North and South
Some members of a Key Camp also count Union soldiers as ancestors.
Speicher, who grew adult in Michigan, says his investigate has incited adult dual ancestors who fought for a Confederacy and 17 who fought for a Union.
“I only don’t speak about a Union ones,” he says.
The group’s Union counterpart, a Sons of Union Veterans of a Civil War, has distant fewer members: roughly 6,380 members worldwide, including 150 in Kansas and 230 in Missouri.
Lane Smith of Overland Park is a member of both groups. His friends in a Key Camp like to call him an “SOB,” that they contend stands for “son of both.”
Smith is a Border War personified: The self-described “novice historian” is operative on a book about Ulysses S. Grant, who led a Union army to feat before he was inaugurated boss of a United States. But Smith is also a convincing imitator of Robert E. Lee. To ready for appearances as a Confederate general, Smith allows his neat white brave to grow shaggy.
Smith thinks a Confederate organisation draws some-more members given a South has “the intrigue of a defeat” on a side.
Members of a dual groups have incompatible perspectives on chronological events, though they still support one another. In June, a pro-North organisation steady a 15-year-old fortitude ancillary a pro-South group’s arrangement of Confederate dispute flags.
“It angers us when people wish to order us,” Smith says.
There’s no indicate in arguing over something so distant in a past, adds Key Camp member John Poynter of Raymore.
“It’s 150 years — get a grip,” Poynter says.
But a dispute over a Confederate dwindle isn’t over. Several distinguished open figures, including Southern-born John Grisham, Morgan Freeman and Jimmy Buffett, have urged Mississippi to change a state flag, that facilities a Confederate button in a top left corner. Last month, nation rockers Steve Earle a Dukes expelled a criticism aria called “Mississippi, It’s Time.”
Earle sings that he comes from a “long, prolonged line / of a Rebel aria / though a breeze has changed.”
As some-more Americans join a pull to clean a nation of Confederate symbols, it’s expected that some-more will pointer adult to urge them. Landree says his organisation has no skeleton to desert a mission.
“We’re not going to mount for people aggressive a ancestors,” he says.
Thornton hopes a divisive emanate will enthuse some-more people to excavate into a story of a Civil War, that stays a bloodiest dispute in American history, and simulate on a sacrifices of both sides.

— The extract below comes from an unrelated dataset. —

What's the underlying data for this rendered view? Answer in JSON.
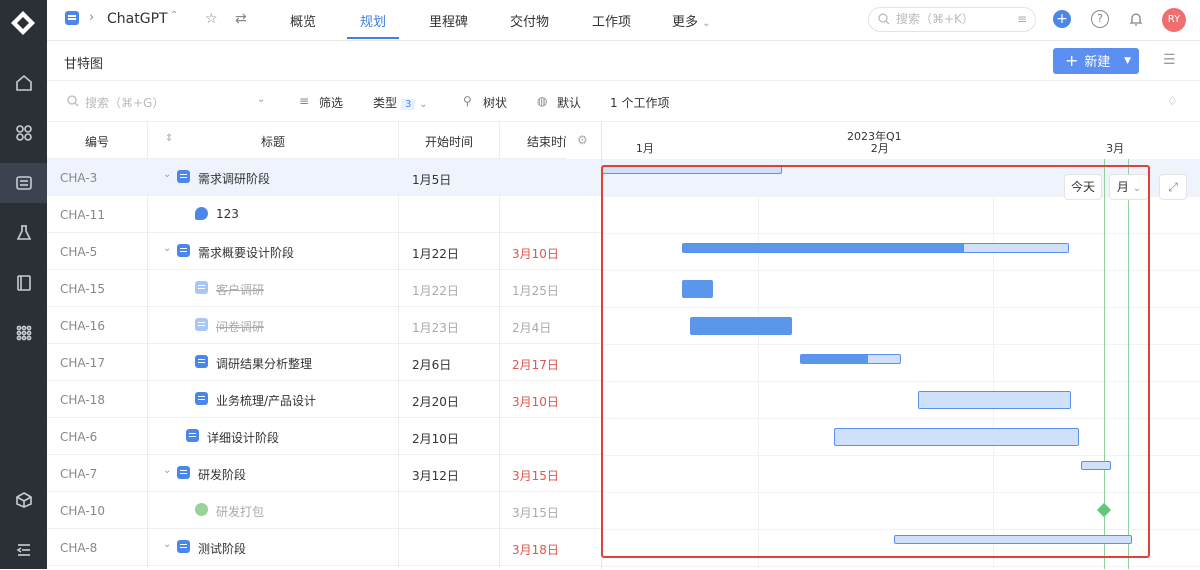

“This nation fought a bloody and pale war,” Thornton says, adding that “atrocities and horrors were committed on both sides.”
More than 620,000 soldiers died from combat, accidents, starvation and illness during a four-year conflict. The bloodiest one-day dispute occurred in Sep 1862. The North calls a Maryland dispute Antietam; a South calls it Sharpsburg. No one disputes a fact that some-more than 22,000 organisation were killed or bleeding or went missing.
“And,” Thornton says, “they were all American.”
Sons of Civil War veterans
The organisation has “camps” in Johnson County, Leavenworth, Independence and Warrensburg, Mo.
▪ The Johnson County-based Major Thomas J. Key Camp meets during 7 p.m. on a initial Thursday of each month during Zarda, 11931 W. 87th St. in Lenexa. The organisation will also be recruiting new members Sunday during a Shawnee Indian Mission Fall Festival, 10 a.m. to 4 p.m. during a Shawnee Indian Mission State Historic Site, 3403 W. 53rd St. in Fairway. For some-more info, go to scv.org or majorkey1920ksscv.org.
▪ The Independence-based Brigadier General John T. Hughes Camp 614 meets during 7 p.m. on a second Thursday of each month during Kross Lounge Ernie’s Restaurant, 605 N. Sterling Ave. in Sugar Creek. For some-more info, go to hughescamp.org.
The organisation has camps in Kansas City, Olathe and Lawrence.
▪ The Olathe-based Franklin Camp No. 5 meets a fourth Thursday of each month (except for July, Aug and December) during Bass Pro Shop, 12051 Bass Pro Drive in Olathe. For some-more info, go to suvcwks.org.
▪ The Lawrence-based Sergeant Samuel J. Churchill Camp No. 4 meets during 6:30 p.m. on a third Thursday of each month during a Watkins Museum of History, 1047 Massachusetts St. in Lawrence. For some-more info, go to suvcwks.org.